  1. Individuals’ full range of needs are not considered when being discharged from hospital or a mental health setting – including their housing situation, carer responsibilities etc. One woman, a carer for her husband, told how she was discharged with no care plan for herself and no additional support to help with care for her husband who has Alzheimer’s.




  1. To be treated with dignity, compassion and respect.
  2. For their needs and circumstances to be considered as a whole – not just their presenting symptoms.
  3. To be involved in decisions about their treatment and discharge.
  4. To move smoothly from hospital to onward support available in the community.
  5. To be properly informed about where to go for help after discharge.


Anna Bradley, Chair of Healthwatch England, said: “Ensuring people get home safely from hospital is about involving patients and their families in the planning process, treating them with dignity and ensuring the right care networks are put in place before they leave. These basic principles should apply to everyone, whether they need help recovering after a bad car accident or the right support to spend their final days at home with their loved ones rather than in a hospital.

“In some places this is done really well, but health and social care services have struggled to apply these approaches everywhere and continue to fail patients in their duty to get everyone home safely. “Replicating the good examples is a start, but to truly change people’s experiences we need everyone across health and social care to commit to putting the needs of individuals at the heart of the discharge process, ensuring that patients’ discharge plans are right for them and their specific recovery needs.

“Led by those who have been directly affected as a result of an unsafe discharge, this inquiry starts to set out for the first time the sheer scale of this problem, the suffering it is causing on a daily basis and the financial consequences. Its findings cannot be ignored. “This is a long standing problem, but the increased focus on integration and efficiency across health and social care means now is the time to fix it. This would mean better experiences for people and help the NHS save money.”



‘Safely home: What happens when people leave hospitals and care settings?’ published Tuesday 21 July, contains the findings of a yearlong Special Inquiry by Healthwatch England into unsafe discharge.
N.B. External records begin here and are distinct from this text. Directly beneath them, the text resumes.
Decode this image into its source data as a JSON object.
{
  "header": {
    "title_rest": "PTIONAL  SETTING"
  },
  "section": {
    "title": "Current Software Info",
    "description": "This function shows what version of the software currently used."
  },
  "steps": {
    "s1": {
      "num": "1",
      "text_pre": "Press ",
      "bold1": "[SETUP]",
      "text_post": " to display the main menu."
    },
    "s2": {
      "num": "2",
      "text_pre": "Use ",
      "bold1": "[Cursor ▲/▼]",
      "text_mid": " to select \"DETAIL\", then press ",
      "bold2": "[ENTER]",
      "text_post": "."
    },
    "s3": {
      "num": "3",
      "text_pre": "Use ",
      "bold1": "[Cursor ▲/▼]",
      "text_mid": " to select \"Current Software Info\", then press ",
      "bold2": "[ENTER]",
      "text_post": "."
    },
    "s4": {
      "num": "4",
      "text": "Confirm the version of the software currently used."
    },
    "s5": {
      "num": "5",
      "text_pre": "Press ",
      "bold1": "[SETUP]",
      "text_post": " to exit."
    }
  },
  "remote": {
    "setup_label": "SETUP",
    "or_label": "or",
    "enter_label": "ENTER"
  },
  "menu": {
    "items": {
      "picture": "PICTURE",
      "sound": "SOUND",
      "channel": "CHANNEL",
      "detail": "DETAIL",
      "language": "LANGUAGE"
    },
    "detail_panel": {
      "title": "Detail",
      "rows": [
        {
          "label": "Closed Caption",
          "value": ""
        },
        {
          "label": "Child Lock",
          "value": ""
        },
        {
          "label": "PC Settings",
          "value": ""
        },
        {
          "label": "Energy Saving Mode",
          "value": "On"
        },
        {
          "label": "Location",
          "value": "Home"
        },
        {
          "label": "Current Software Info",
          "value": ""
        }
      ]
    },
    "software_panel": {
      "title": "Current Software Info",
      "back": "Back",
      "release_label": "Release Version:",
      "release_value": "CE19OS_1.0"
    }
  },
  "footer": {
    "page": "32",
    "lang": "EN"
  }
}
The report is compiled from evidence gathered by 101 local Healthwatch and stories collected from over 3,000 people across England on their experiences of the discharge process, focusing particularly on people with mental health conditions, older people and homeless people.

A full copy of the report is available at :

For media enquiries contact Ceri Gautama, Media Officer, on 020 797 28040 or or Jacob Lant, Media Manager, on 020 7972 8036 or